§ BRIEF:
All lines below containing the string "인스턴스" are to be copied.

----- DATA IN THIS EXERCISE -----

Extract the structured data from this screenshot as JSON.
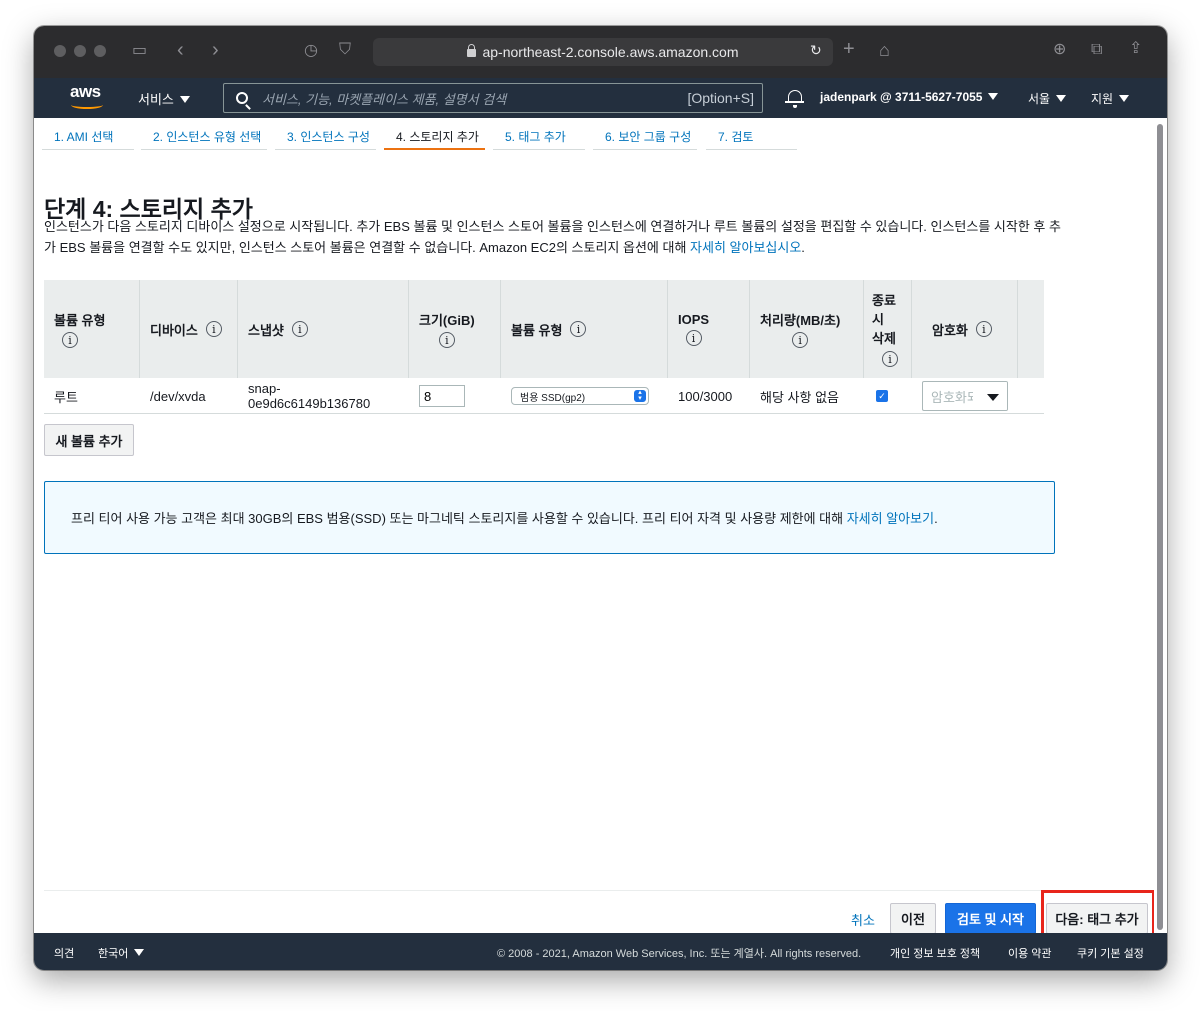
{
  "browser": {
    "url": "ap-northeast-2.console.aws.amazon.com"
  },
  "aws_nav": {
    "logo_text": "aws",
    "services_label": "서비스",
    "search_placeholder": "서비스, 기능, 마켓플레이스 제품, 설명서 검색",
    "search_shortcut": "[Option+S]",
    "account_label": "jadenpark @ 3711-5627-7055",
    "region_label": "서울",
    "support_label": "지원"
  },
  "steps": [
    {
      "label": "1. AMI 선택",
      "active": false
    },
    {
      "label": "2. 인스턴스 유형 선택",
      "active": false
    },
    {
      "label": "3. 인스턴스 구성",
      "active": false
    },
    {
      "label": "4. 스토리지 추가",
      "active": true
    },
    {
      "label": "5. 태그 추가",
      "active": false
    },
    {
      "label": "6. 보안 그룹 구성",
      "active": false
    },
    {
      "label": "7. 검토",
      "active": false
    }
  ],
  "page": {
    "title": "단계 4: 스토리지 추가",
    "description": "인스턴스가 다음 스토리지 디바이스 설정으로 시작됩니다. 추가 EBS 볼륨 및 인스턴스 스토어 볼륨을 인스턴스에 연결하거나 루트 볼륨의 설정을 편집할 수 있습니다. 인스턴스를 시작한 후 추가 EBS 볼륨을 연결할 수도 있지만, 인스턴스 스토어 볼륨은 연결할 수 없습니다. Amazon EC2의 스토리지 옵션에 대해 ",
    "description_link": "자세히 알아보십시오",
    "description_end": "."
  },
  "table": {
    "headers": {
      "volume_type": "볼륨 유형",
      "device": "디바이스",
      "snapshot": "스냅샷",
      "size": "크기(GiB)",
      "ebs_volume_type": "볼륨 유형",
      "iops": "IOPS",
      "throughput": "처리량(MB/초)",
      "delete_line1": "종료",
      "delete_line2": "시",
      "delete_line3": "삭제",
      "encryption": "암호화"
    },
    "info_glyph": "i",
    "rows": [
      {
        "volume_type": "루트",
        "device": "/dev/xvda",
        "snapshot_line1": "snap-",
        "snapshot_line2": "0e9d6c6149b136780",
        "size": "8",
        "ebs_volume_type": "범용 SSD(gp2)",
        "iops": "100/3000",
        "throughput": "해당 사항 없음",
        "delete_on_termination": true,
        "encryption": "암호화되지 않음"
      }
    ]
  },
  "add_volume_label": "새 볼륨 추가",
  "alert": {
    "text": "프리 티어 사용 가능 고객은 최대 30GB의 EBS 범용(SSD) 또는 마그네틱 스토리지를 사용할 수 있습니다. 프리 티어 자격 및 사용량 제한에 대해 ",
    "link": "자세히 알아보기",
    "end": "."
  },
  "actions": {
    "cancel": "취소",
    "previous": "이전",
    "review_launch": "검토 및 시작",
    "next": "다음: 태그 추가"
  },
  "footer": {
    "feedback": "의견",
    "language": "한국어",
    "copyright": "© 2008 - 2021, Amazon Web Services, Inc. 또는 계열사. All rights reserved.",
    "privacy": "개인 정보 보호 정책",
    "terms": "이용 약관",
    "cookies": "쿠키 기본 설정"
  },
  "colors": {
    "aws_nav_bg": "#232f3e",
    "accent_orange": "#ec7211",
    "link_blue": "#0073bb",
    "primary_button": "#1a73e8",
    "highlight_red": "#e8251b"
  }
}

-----

§ SOLUTION:
      "label": "2. 인스턴스 유형 선택",
      "label": "3. 인스턴스 구성",
    "description": "인스턴스가 다음 스토리지 디바이스 설정으로 시작됩니다. 추가 EBS 볼륨 및 인스턴스 스토어 볼륨을 인스턴스에 연결하거나 루트 볼륨의 설정을 편집할 수 있습니다. 인스턴스를 시작한 후 추가 EBS 볼륨을 연결할 수도 있지만, 인스턴스 스토어 볼륨은 연결할 수 없습니다. Amazon EC2의 스토리지 옵션에 대해 ",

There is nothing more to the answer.